When was the last time you had your company’s Non-Disclosure Agreement reviewed by legal counsel? If it’s been more than a few years, you might want to make that appointment…
A Little Background
In 2016, Congress enacted the Defend Trade Secrets Act (the “Act”). Its purpose was to give private parties a federal cause of action if their trade secrets were misappropriated. Because of the Act, companies can now file civil trade secret claims in federal district court.
How This Changed Things
Before the Act came into effect, trade secrets law (including NDAs) was a state issue. Most states had adopted the Uniform Trade Secrets Act, but each state still had its own version of trade secrets law. While the primary change is that now companies can file a trade secret misappropriation claim in federal court, there are several unique provisions in the law that pertain directly to your business. I’ll dive into the new provisions in my next blog post, but for now let’s take a look at the one that directly affects your NDA.
The Whistleblower Provision
The Act offers protections for whistleblowers. In a couple cases, a current or former employee (even an independent contractor) can get immunity from civil or criminal liability under any federal or state trade secret law. These cases include disclosing a trade secret in confidence to an attorney or government official solely to (1) report a suspected violation of the law, or (2) in a filing made in a lawsuit under seal.
The Act also permits an employee to use trade secret information in an anti-retaliation lawsuit. If the employee files a lawsuit for retaliation by an employer for reporting a suspected violation of the law, the employee can disclose the trade secret to their attorney. They can also share the trade secret during the legal proceeding, as long as it is filed under seal.
How Does This Affect Your NDA?

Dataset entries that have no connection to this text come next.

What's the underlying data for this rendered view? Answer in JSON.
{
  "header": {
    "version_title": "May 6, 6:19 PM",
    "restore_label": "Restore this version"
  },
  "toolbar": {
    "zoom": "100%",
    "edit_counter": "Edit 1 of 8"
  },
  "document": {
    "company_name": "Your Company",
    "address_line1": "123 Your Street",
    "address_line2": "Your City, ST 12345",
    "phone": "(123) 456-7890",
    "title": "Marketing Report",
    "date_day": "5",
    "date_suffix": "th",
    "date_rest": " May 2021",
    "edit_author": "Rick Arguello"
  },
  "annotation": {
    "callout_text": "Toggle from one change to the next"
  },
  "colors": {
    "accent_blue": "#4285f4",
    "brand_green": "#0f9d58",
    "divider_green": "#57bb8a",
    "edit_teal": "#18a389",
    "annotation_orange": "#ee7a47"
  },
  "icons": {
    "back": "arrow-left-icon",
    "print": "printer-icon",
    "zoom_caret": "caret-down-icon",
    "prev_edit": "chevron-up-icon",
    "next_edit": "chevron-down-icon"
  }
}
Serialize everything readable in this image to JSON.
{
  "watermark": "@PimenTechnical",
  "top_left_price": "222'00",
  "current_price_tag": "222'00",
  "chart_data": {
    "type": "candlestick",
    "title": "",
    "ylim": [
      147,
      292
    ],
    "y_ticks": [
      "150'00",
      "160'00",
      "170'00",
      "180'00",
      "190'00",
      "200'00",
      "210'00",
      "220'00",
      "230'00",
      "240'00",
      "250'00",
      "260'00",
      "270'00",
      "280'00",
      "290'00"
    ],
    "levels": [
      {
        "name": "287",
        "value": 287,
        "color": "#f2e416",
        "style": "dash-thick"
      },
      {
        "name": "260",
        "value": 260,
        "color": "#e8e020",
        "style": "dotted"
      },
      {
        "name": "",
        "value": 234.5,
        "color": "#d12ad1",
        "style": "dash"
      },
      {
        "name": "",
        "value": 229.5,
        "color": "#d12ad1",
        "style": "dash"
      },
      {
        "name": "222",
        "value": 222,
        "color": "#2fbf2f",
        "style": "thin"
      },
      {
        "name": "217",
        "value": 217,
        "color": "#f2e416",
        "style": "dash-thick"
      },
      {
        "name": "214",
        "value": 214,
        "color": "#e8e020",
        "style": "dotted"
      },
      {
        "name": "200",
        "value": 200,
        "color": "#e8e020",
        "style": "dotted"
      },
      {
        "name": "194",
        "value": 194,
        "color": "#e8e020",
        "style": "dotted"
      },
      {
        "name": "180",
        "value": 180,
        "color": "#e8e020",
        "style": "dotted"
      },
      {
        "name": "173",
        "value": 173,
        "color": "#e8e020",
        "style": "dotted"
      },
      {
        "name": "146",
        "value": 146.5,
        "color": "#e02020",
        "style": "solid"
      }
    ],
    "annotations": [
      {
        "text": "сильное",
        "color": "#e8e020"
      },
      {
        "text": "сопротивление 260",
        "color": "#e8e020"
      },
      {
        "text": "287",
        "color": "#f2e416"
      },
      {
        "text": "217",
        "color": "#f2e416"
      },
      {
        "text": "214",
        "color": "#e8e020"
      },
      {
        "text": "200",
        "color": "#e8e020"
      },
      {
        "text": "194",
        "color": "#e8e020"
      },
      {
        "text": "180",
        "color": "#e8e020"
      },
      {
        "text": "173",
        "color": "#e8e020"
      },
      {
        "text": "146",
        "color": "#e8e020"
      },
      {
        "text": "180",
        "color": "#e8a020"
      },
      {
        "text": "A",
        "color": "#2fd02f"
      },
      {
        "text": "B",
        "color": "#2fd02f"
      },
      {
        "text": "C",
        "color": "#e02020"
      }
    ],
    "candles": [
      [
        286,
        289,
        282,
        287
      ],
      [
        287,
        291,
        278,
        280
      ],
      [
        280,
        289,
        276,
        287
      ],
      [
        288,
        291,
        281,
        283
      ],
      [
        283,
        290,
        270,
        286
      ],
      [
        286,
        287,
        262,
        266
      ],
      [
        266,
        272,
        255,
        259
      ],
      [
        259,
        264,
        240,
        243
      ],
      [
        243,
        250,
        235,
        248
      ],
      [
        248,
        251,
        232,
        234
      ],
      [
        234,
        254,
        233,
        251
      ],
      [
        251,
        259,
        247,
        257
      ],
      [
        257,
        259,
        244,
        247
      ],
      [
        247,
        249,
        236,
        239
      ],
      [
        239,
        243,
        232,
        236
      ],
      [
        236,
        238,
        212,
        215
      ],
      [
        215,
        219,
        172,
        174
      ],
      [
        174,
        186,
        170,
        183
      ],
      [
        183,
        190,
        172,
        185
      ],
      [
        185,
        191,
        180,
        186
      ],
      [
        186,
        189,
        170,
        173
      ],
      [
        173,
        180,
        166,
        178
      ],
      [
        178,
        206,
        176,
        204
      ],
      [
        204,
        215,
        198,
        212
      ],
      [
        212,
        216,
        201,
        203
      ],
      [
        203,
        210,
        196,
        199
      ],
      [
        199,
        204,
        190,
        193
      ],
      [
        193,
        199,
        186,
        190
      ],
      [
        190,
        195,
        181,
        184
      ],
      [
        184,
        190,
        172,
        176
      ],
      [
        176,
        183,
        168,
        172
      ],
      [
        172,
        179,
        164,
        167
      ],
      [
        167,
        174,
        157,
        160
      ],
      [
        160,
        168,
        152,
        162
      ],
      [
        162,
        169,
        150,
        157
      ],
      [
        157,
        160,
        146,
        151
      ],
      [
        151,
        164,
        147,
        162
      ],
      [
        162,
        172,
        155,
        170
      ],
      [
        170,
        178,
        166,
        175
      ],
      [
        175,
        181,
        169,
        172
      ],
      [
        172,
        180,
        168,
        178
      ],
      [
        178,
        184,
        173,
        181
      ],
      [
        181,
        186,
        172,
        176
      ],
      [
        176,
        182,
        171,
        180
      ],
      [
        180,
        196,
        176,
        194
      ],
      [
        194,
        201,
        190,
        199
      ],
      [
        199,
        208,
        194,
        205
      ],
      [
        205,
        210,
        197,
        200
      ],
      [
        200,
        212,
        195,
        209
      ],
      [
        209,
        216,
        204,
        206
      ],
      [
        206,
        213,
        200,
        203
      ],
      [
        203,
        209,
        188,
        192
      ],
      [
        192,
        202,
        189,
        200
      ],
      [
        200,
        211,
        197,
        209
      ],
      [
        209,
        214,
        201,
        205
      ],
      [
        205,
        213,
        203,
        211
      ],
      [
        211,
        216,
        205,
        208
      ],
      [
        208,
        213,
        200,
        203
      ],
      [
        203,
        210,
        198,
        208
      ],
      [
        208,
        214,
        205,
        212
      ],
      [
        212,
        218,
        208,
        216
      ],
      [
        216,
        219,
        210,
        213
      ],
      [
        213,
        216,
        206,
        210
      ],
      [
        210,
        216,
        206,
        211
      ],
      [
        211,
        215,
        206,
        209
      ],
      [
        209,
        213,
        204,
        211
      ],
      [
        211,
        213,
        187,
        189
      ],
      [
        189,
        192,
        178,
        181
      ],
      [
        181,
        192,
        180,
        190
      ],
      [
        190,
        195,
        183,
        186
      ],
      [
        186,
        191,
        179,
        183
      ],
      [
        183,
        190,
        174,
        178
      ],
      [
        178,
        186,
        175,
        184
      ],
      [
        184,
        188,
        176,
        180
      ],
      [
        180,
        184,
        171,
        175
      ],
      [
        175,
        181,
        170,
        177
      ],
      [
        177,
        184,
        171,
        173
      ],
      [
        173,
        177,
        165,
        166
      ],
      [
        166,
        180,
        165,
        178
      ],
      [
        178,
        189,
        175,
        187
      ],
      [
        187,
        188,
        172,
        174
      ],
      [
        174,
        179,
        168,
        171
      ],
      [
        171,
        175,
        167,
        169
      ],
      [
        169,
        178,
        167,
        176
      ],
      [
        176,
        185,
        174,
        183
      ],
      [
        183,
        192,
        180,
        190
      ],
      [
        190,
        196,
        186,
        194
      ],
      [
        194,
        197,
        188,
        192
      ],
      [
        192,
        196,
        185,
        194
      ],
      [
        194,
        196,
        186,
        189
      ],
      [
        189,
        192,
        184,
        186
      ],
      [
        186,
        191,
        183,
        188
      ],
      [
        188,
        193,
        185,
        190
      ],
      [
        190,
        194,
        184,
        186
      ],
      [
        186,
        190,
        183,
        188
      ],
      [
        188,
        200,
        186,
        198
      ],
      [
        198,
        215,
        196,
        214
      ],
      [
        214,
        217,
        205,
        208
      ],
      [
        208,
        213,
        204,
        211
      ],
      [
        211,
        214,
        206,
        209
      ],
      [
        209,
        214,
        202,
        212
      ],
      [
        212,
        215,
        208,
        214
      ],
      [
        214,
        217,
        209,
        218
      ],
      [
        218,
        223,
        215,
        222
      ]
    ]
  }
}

Your Non-Disclosure Agreement may be unenforceable, especially if it was drafted before the Act became law on May 11, 2016. Make sure your NDA—with both employees and independent contractors—mentions the Act’s whistleblower immunity clauses. You won’t be able to recover damages in a trade secret lawsuit otherwise.
The Act requires employers to provide employees with notice of the Act’s immunity clauses “in any contract or agreement with an employee that governs the use of a trade secret or other confidential information.” You can comply by simply updating your Non-Disclosure Agreement and employee or independent contractor agreements to include this notice.
Time for an update?
Contact me to review and update your Non-Disclosure Agreement.
Written by Mark Jordan